“Let’s use our platforms for good and for team building. It’s taking six to 10 of your employees out safely in the open air when we can, and then cleaning up trash and challenging another brewery to do it. Then it spreads like wildfire. That’s when the power of social media can do its good.”
Those challenges have certainly spurred other breweries, from Steel Bender to Second Street and many more, into helping out more in their communities as well.
As for the biggest annual fall event at the brewery, Marblefest is sadly canceled for 2020, but it will live on in a new way.
“Something that we’re pivoting on is Marblefest,” Lucero said. “We always brewed a beer for it. We just started our small-batch can series on August 6 with Mountain Fog. We’re brewing 10-barrel batches up at the MavLab, then transferring a tank from MavLab to 111 and doing a small-batch canning series here. I don’t want to say little, I want to say unique or special, I don’t think any project is little. I think less beer, it almost makes it more special.”
Considering how good the Heller Bock tasted in cans, we cannot wait for Marblefest to be available in an easy take-home format.
“These smaller-batch can series, we’re using our in-house graphic designer Lisa Cordova to design the cans,” Lucero said. “It’s really cool to see her be able to express herself creatively. Our goal for the Marblefest can was to bring our celebration to a can however we can. Whenever you guys see it, hopefully you’ll see a lot of cool little elements that remind you of the street party that we threw every year. And hopefully, you’re celebrating safely at home or wherever you are.”
We can all raise a glass to that. A big thank you to Geraldine for taking the time out of her still very busy schedule to chat.
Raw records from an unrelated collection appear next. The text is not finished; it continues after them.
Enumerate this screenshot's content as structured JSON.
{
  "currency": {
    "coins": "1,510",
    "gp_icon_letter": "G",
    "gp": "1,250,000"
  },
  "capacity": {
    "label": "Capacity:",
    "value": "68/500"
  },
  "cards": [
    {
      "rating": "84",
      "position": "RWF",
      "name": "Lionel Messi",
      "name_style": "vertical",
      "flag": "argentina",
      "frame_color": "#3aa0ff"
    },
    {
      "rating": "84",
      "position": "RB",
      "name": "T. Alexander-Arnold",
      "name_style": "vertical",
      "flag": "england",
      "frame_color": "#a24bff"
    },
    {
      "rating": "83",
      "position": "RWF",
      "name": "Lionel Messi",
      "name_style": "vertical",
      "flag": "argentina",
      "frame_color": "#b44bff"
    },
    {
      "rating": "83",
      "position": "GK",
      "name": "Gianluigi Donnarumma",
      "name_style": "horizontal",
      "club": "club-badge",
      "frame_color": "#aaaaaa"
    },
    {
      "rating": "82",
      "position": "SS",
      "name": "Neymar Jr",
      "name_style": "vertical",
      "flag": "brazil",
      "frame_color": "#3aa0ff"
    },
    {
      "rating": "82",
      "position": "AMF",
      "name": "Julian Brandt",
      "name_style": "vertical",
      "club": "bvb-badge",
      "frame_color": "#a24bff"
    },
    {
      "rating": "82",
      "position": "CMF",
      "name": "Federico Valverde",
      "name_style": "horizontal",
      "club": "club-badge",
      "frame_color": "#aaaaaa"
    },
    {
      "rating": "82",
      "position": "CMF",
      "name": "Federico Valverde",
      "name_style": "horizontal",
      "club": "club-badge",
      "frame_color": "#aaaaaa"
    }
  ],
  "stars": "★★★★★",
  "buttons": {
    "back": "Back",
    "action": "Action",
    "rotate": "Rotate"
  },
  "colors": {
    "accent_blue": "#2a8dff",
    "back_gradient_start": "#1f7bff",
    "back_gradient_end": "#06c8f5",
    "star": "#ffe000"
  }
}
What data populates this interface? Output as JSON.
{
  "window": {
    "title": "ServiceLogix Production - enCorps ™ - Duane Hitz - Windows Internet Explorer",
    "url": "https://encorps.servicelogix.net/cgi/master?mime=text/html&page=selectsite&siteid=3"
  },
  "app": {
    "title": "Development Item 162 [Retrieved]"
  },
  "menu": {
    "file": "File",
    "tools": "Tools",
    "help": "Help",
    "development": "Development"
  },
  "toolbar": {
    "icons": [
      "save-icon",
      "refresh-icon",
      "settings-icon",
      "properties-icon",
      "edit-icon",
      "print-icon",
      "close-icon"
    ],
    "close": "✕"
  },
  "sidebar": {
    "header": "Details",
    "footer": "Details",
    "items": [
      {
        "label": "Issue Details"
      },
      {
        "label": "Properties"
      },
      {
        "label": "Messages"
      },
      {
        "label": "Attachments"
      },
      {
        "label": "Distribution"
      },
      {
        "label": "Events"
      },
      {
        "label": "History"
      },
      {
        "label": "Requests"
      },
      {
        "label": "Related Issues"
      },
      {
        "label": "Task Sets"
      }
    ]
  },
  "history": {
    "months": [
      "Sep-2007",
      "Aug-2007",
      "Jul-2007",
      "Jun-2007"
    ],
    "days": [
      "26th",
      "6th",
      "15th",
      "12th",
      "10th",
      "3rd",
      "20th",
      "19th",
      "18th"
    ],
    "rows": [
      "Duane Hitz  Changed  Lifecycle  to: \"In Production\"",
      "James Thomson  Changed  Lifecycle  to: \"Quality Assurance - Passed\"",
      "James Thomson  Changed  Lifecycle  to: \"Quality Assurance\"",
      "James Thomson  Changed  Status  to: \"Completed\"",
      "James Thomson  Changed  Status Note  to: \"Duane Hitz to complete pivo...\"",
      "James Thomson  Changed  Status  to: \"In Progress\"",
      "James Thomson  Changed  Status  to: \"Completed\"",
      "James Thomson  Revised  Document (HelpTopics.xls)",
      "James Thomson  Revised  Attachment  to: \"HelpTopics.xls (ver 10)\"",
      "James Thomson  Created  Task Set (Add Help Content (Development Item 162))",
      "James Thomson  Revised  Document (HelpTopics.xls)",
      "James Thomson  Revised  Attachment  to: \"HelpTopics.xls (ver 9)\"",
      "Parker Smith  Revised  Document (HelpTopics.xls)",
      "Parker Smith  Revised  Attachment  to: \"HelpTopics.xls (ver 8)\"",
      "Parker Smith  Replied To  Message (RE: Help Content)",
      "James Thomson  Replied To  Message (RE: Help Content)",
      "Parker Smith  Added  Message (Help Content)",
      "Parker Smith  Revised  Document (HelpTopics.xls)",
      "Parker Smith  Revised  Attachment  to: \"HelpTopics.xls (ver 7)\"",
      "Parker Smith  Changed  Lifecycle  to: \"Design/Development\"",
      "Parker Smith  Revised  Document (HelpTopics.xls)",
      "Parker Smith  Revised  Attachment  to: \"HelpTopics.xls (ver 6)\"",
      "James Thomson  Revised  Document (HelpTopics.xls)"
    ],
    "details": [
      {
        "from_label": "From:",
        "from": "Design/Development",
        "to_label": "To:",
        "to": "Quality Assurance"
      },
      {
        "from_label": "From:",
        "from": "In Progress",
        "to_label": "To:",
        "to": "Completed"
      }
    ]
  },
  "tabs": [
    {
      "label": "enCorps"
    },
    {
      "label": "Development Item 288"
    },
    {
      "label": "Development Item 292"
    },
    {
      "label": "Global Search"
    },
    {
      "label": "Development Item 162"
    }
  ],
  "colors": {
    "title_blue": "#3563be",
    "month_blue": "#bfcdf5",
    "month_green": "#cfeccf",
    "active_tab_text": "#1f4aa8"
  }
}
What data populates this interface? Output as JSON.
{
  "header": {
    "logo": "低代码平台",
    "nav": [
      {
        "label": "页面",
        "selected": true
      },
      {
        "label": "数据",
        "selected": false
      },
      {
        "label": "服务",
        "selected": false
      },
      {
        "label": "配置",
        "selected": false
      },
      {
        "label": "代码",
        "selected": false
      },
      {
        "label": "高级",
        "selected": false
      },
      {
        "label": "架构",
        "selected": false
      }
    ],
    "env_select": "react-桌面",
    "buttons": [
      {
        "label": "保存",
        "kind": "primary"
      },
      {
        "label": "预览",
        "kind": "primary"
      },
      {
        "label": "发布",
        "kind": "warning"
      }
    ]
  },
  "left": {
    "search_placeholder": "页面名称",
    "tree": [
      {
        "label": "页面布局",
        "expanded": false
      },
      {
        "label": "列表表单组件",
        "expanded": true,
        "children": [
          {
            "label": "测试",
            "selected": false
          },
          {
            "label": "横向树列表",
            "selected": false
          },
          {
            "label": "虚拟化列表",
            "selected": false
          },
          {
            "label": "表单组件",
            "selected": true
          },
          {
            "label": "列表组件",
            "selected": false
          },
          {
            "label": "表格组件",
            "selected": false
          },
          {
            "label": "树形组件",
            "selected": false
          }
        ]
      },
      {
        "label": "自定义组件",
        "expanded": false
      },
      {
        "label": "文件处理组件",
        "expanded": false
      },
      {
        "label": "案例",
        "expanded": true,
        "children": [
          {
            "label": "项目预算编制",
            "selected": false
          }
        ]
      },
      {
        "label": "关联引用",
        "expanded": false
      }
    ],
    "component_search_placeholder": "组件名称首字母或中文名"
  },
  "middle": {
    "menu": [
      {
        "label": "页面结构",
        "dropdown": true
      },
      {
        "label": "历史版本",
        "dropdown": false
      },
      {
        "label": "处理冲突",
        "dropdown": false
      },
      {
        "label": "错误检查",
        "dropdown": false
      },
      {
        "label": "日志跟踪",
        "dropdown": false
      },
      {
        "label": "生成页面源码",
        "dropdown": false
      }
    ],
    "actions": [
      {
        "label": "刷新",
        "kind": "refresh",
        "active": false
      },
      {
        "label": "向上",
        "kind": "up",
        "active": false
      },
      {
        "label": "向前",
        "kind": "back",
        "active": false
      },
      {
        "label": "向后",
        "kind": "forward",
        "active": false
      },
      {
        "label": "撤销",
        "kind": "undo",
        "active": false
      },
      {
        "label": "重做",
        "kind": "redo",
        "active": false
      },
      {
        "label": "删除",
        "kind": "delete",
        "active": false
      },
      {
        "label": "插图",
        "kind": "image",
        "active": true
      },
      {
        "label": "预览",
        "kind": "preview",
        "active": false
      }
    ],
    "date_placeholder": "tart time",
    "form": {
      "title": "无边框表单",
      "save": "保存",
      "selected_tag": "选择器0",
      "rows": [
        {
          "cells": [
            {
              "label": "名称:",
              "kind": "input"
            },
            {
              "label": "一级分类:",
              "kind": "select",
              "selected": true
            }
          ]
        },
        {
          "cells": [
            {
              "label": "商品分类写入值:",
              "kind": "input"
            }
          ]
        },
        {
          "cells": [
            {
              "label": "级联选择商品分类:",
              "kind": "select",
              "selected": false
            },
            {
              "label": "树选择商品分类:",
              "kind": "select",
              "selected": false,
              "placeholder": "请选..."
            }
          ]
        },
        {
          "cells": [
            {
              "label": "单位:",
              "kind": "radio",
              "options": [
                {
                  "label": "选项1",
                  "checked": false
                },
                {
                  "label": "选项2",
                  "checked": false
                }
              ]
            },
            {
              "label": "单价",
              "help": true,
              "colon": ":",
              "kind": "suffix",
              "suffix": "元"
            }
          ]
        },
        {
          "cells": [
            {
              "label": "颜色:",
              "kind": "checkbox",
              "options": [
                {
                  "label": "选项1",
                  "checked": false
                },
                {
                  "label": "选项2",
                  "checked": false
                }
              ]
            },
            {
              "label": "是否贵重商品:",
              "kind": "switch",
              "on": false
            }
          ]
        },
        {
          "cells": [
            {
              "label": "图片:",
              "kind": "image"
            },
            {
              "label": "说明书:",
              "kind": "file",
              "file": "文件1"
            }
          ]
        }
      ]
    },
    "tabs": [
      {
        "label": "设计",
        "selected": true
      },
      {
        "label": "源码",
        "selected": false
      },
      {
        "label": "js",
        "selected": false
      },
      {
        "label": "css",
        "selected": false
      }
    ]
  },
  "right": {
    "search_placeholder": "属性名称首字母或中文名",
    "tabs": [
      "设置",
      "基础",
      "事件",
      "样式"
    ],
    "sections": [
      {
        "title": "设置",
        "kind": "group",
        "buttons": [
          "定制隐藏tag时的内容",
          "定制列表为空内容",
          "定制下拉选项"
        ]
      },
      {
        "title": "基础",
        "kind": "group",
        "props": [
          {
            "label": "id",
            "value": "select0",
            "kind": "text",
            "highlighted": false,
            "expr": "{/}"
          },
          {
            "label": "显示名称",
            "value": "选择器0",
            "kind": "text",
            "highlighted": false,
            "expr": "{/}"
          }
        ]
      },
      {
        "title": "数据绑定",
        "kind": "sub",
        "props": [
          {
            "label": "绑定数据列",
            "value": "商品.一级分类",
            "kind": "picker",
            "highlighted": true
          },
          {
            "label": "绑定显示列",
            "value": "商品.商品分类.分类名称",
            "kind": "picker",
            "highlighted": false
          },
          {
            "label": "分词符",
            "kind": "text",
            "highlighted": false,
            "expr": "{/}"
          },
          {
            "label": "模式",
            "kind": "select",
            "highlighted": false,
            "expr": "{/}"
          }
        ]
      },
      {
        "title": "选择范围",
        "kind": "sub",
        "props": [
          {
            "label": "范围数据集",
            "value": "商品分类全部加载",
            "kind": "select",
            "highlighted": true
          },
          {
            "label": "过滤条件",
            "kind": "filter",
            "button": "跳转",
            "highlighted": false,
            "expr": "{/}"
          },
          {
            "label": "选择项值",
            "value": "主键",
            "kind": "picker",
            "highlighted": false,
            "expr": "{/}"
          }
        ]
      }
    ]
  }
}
And a big thank you to the entire Marble team for continuing to support good causes at home and nearby.
Keep supporting local!